In The Pretty Horsebreaker and Spirit of the Future, we meet the irrepressible Miss Ccri (based on the notorious Catherine "Skittles" Walters) as she endeavors to do a good turn for the widow of a famous explorer and hero of the empire. (Captain Braen bears a striking likeness to the great real-life translator of the Kama Sutra, Sir Richard Francis Burton, while Lord Hough, Braen's rival and fellow collector of all-things erotic is, as the author informs us in his notes, "a hybrid of Richard Moncton Milnes, later Lord Houghton, and Henry Spencer Ashbee. The oily middleman, Mr. Wycke is a barely disguised Oscar Wilde). Famous literary characters appear in Tupper's world as well: in The Impurity, Robert Louis Stevenson's Dr. Jekyll and Mr. Hyde is re-imagined sans the original's rigid black-and-white dualism with a rather delicious BDSM element, and a macabre love triangle involving servant girl Mary, at once "angel of the house and dominatrix."

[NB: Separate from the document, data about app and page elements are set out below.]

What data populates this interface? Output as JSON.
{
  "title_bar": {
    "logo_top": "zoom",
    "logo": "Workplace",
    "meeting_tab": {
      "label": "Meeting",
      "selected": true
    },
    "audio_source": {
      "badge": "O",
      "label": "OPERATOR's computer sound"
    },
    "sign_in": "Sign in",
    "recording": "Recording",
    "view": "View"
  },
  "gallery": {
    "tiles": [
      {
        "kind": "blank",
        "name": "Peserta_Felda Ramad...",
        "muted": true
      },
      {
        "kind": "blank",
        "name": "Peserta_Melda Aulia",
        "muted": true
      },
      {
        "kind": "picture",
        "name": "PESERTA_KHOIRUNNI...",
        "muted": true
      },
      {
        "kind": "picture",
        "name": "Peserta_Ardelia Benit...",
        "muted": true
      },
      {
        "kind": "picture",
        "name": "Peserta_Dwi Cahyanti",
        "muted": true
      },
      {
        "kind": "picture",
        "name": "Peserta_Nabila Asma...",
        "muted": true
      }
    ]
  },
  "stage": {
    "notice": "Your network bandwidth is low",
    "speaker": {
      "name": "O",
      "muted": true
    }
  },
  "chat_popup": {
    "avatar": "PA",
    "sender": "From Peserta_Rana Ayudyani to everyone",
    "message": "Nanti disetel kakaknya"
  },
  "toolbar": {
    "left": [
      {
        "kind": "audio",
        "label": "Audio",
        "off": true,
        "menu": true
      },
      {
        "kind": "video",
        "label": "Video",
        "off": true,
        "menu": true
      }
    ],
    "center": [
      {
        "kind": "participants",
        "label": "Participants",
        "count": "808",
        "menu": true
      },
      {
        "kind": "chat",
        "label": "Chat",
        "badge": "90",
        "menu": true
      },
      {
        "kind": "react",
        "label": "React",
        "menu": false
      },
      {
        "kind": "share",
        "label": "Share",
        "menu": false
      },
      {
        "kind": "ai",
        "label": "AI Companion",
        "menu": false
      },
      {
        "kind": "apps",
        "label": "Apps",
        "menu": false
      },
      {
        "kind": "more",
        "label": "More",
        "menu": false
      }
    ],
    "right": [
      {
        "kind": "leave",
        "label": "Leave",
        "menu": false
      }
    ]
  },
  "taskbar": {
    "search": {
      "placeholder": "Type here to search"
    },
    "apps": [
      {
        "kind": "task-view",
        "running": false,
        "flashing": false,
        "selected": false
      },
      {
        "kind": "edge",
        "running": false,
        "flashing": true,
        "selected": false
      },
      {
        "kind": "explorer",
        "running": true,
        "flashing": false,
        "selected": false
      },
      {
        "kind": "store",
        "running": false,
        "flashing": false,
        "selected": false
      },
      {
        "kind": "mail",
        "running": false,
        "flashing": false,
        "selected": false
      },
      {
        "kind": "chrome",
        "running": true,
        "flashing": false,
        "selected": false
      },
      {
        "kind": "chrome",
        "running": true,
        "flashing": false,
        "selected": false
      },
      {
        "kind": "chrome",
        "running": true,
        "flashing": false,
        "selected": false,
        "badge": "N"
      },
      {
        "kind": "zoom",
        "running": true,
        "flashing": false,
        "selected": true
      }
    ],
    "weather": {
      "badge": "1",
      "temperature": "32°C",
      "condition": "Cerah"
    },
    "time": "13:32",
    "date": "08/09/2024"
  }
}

Probably my favorite section of the book, the virtually self-contained  Delicate Work, is Tupper's moving and mature twist on Oliver Twist, the author's self-described attempt to "put the punk back in steampunk". Tangwin, a teenaged orphan living in a vast prison-like institution for 'wayward girls' uses her innate inventor's skills ultimately to escape, but not before finding something wonderfully like love with the most unexpected of partners. For all the seeming lack of sentimentality in its telling, Delicate Work is deeply affecting, and one is left marveling at how the author so skillfully puts us into the setting, and the very soul of his characters.

Beautifully written, fastidiously researched, exquisitely brought to life, The Innocent's Progress is enthusiastically recommended.

Monday, November 7, 2016

TAS talks about dialogue at Stupid Fish Productions

TAS talks about dialogue in his short story Making Hay from the Rose Caraway-edited anthology For the Men and the Women Who Love Them. You can also read an excerpt from the story included with the article.